In Chardon, the only Trump voter to give an inch was Caroline Mansfield, 53, chief deputy at the Geauga county treasurer’s office. “Filter” was the word that came into her mind, because she said the president could sometimes do with using one to moderate his public comments.
She also conceded that Trump had found it very hard in his rookie days to achieve his objectives. But she quickly qualified the point: it was not his fault.
“He’s doing a great job. But there’s been so much opposition to him that it’s very difficult for him to get anything done. It’s time for us to unite and let him be the president.”
ANALYSIS: What does the business world make of Trump 100 days in? The jury is still out. The business promises Donald Trump made on the campaign trail helped him him get elected, but his actions since then have made him an uncertain figure READ MORE
The only person truly prepared to cross the metaphorical county line between Trump and anti-Trump sentiments aptly chose the word “surprising”. Kendell Long, 27, walking home in Warrensville Heights with his three-year-old son, Kendell Jr, said he was finding the new president hard to pin down.
At first, everything Trump said or did horrified him.
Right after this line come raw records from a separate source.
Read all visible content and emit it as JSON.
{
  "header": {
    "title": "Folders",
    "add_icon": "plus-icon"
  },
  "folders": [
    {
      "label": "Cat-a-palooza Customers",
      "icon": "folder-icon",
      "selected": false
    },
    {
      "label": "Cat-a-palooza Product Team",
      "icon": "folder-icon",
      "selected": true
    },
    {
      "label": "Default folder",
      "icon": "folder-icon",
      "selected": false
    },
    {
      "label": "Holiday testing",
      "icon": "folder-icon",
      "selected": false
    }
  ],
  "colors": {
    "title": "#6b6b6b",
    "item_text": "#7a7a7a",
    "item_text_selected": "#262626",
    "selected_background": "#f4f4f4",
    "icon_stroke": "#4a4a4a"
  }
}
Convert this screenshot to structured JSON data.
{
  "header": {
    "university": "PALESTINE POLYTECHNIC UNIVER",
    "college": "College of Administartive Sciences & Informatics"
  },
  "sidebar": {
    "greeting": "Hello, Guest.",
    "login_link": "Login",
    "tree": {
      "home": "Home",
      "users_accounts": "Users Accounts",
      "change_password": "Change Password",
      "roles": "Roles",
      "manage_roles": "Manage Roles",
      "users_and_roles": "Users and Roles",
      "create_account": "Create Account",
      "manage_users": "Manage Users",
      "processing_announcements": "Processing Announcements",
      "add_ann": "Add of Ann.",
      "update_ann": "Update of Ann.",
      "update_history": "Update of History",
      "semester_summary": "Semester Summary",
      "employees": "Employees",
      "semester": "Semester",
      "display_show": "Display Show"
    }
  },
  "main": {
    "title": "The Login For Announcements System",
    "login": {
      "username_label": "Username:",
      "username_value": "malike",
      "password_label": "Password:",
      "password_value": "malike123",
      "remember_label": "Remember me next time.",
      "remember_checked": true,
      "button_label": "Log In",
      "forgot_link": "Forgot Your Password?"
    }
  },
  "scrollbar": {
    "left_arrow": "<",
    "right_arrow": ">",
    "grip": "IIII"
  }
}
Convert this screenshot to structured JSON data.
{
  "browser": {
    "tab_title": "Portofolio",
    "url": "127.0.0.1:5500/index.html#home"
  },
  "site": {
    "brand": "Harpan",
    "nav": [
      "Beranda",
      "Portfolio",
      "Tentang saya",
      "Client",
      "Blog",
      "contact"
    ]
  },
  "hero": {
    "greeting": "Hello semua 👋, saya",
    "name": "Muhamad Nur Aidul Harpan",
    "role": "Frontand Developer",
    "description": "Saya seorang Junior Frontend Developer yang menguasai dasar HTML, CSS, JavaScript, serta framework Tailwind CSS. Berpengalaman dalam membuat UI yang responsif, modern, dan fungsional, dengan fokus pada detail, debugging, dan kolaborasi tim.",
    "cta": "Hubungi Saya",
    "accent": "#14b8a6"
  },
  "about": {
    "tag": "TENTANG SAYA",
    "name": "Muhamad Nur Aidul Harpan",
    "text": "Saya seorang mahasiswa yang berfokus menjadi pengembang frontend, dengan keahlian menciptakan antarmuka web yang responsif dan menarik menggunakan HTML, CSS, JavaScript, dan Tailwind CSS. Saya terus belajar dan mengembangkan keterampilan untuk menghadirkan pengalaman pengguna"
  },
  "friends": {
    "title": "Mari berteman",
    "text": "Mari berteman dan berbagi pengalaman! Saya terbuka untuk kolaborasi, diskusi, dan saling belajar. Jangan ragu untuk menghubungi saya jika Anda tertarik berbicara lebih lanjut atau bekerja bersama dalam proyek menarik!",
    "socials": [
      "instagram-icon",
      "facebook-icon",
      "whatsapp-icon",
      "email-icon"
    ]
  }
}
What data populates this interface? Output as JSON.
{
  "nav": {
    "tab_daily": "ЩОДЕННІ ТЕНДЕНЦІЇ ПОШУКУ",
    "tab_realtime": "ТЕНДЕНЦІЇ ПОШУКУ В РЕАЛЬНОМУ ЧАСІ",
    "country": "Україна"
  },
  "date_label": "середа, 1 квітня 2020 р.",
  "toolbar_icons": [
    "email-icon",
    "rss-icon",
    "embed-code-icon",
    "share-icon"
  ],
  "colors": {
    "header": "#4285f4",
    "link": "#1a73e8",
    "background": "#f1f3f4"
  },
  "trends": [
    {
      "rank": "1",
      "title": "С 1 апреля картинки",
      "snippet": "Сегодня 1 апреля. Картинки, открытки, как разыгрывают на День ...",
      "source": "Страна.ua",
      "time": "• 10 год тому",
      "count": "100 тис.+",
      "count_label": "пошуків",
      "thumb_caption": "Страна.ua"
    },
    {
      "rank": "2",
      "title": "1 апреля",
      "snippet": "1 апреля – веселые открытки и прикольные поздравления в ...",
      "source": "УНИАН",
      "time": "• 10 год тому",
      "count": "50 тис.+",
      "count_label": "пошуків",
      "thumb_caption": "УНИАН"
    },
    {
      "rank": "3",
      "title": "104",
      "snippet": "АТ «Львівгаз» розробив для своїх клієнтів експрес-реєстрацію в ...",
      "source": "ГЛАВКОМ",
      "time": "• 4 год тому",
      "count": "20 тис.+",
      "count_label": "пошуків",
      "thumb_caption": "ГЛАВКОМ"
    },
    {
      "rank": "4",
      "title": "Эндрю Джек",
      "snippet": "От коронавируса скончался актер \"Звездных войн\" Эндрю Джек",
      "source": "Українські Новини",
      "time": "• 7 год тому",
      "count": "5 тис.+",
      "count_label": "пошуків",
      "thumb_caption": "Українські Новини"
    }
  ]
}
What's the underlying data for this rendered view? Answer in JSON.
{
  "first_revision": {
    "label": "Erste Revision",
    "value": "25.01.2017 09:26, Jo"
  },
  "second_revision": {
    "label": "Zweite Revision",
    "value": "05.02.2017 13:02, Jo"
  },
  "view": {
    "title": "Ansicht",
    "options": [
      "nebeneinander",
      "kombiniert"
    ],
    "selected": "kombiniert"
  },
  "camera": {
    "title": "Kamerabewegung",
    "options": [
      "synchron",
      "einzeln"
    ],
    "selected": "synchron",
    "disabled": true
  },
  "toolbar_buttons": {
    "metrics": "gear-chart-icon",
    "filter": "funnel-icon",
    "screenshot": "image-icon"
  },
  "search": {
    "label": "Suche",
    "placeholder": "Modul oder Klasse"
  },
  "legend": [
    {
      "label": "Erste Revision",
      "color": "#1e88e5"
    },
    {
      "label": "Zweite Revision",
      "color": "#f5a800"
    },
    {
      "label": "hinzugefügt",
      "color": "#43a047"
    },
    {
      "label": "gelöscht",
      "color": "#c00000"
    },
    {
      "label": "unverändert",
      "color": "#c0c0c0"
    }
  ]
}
He hated the damage the president’s cuts would do to public services, such as Cleveland’s world-class hospitals, and he loathed his intemperate outbursts on Twitter or TV. “There seemed like there was no control to what came out of his mouth.”
But over time Long, who studies psychology at night while holding down a day job at a Valvoline instant oil change franchise, was forced to reappraise, he said. “I think Trump’s starting to think through what he says and does, way more than when he was running.”
Didn’t he worry about how his peers would respond if he stood up, even just a little, for the president? “I don’t care about what someone else feels, I only care about what’s good for me and my son,” he said, holding Kendell Jr in his arms. “As long as Trump’s not bringing trouble down on us, like wars and stuff, he’s not always such a bad thing.”